**Supplied material**:
BEGIN
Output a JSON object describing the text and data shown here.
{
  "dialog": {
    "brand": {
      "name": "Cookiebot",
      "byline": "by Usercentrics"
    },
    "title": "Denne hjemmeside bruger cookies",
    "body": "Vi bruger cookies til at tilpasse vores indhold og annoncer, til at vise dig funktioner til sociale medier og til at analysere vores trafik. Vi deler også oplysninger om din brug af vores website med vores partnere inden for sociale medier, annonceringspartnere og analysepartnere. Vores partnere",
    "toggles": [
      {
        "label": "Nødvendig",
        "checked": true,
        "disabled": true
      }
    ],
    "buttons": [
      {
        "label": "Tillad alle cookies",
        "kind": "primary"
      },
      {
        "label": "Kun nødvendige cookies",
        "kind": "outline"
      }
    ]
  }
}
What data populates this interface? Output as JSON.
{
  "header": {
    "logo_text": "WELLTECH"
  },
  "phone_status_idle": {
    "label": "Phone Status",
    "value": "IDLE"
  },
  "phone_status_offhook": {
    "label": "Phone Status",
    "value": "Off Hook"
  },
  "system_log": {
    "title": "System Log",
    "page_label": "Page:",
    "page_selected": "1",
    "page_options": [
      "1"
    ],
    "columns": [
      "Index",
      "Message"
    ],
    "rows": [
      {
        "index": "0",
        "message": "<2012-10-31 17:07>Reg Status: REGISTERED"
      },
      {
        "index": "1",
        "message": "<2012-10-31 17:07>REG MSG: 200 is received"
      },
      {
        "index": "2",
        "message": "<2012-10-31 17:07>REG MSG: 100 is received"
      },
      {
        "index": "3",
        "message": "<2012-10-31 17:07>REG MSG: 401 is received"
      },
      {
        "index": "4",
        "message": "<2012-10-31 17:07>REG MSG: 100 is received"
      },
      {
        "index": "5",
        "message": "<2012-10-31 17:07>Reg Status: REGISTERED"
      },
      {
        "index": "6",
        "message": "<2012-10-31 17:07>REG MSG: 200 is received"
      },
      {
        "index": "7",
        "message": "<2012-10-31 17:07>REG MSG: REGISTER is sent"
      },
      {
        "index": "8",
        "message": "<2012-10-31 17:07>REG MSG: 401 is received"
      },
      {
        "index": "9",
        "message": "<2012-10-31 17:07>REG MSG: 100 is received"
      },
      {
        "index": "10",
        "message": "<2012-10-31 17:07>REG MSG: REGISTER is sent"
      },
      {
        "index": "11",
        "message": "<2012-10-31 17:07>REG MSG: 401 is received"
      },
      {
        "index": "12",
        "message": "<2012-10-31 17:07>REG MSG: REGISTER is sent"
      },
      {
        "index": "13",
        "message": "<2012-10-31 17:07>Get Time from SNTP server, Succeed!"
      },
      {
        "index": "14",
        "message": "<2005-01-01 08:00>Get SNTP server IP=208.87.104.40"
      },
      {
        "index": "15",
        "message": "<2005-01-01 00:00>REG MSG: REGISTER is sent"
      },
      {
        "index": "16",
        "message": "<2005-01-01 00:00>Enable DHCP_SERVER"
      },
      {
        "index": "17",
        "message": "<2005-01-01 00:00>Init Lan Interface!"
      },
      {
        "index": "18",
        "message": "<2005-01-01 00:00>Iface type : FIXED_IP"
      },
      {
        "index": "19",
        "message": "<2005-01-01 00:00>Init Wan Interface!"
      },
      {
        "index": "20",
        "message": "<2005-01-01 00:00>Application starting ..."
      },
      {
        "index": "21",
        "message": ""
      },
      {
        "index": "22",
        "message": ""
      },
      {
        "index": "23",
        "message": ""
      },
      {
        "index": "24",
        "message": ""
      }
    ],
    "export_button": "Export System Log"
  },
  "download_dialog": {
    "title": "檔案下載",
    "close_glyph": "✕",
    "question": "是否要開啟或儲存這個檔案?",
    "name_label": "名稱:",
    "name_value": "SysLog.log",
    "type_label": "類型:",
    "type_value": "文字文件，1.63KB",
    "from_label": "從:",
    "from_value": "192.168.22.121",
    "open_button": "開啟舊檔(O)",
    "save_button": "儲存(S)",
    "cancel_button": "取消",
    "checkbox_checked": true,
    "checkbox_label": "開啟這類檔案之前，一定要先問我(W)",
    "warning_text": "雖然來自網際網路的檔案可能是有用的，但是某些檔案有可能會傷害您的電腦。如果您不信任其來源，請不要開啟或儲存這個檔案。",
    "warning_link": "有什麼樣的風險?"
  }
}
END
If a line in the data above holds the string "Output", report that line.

Output a JSON object describing the text and data shown here.
What data populates this interface? Output as JSON.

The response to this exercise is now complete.